By the mid-1990s, Randerson - who had been the Anglican Social Responsibility Commissioner for four years - was known for his opinions on the new-right government policies of the time. He had written two books criticising monetarist policies and was often in the media. "The 'new' virtues of individualism and self-help resulted in an erosion of community responsibility and compassion for people on the margins of society," he growled.
Even now, he says, an over-emphasis on individual effort - "you deserve it, work hard, play hard" - is working against a sense of community - as evidenced in the Muliaga case. "I think society is way out of kilter."
His values, ethics and financial judgment propelled Randerson to Australia for six years as Assistant Bishop in Canberra. Next came his appointment at Holy Trinity twinned, two years later, with the assistant Bishop post.
Then came a major seminar on climate change at Holy Trinity and last month Bishop Randerson was a core member of the third Asia/Pacific Regional Interfaith Dialogue, which he points out with a wry smile, "was not about watering down Christianity with a dollop of Islam" but grew out of the need for keeping communities peaceful.
"It started with the bombings in Bali and attacks on the Australian Embassy in Jakarta. And Helen Clark called on different religious groups to work together to build peace within our own communities."
As he sees it, achieving the starry-eyed diverse communities our politicians want may not come easy. "This is the big issue of the 21st century. If we see our identity threatened we get anxious, then upset, then angry." And no, he does not believe we should assimilate other peoples' values at the expense of our own. "We need to learn to be a culturally diverse community while recognising that we live in New Zealand under a common law."
As for the prayer before Parliament, the man who wants to usher people into Christianity rather than exclude anyone, believes we should keep the prayer but omit the specific reference to Jesus at the end.

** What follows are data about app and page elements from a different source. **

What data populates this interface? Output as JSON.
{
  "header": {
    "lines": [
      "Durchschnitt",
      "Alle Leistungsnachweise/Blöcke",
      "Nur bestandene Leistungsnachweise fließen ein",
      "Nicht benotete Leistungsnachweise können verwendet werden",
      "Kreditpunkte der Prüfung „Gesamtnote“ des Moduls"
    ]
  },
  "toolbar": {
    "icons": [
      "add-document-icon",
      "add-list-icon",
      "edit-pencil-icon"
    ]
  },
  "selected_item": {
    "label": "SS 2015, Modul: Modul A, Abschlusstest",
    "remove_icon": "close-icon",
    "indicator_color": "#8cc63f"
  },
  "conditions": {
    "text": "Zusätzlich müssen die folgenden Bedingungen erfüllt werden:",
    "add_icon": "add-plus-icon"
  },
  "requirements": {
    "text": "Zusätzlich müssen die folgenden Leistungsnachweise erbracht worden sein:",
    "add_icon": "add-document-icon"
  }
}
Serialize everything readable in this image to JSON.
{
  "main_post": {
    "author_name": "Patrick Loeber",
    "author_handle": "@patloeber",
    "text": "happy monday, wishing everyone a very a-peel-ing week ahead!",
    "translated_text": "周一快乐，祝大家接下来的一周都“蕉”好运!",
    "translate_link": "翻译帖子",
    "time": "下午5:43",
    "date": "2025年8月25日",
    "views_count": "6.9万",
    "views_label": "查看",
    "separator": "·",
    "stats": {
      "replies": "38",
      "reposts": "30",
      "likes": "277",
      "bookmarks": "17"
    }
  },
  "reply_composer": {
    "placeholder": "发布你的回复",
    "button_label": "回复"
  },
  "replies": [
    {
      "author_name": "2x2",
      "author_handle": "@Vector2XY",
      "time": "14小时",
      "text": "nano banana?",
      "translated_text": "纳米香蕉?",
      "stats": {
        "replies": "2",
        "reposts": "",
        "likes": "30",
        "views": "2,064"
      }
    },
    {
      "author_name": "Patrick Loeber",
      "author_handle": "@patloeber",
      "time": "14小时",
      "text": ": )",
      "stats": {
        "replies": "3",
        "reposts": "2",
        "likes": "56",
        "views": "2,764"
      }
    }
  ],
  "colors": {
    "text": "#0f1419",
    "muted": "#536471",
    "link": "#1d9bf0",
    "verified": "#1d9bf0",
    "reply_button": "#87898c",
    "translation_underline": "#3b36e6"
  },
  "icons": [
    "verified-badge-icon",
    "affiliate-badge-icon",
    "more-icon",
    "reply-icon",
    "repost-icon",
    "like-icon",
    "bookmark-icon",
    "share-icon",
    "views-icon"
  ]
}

Possibly because he goes into immense detail, the media constantly get Randerson wrong. "There have been five mistakes about me in the Herald this year," he says. And another glaring one in Metro magazine which accuses him of introducing a Hindu altar cloth to the cathedral altar. Not so, says Randerson. "That cloth is in Christchurch cathedral - and commissioned by their dean."
NOW, AS he heads into the last few weeks of his ministry, Bishop Randerson is quietly happy with his achievements, not even slightly frustrated that he never made archbishop - and seriously regretful that he won't be in the driving seat when Christianity becomes hot again.
Later this month he and Jackie head to their second, personally owned house in Haitaitai so they can be near their children and grandchildren: Rebecca is now a Johnsonville GP and mother of two; Jo, a successful writer/actor and former Winston Churchill Fellow; Jeremy, actor and co-owner of the Foxton Fizz soft-drink company.
In retirement he will probably write his reflections on the past 50 years - documenting the huge changes in church and society.
"I actually think it's a great time for the church right now," he says. "For the 40 years since I was ordained, people have been distancing themselves from Christianity. Now people are looking for values - what gives life meaning and purpose - and revisiting some of the great spiritual dimensions. If we can connect with the wider community it's not an opportunity we want to miss."
Which brings us back to the debate over agnosticism. As the dean says, it sparked a huge response from people on the edge of the church. "They were saying, thank God someone's saying something intelligent and that makes sense about spirituality."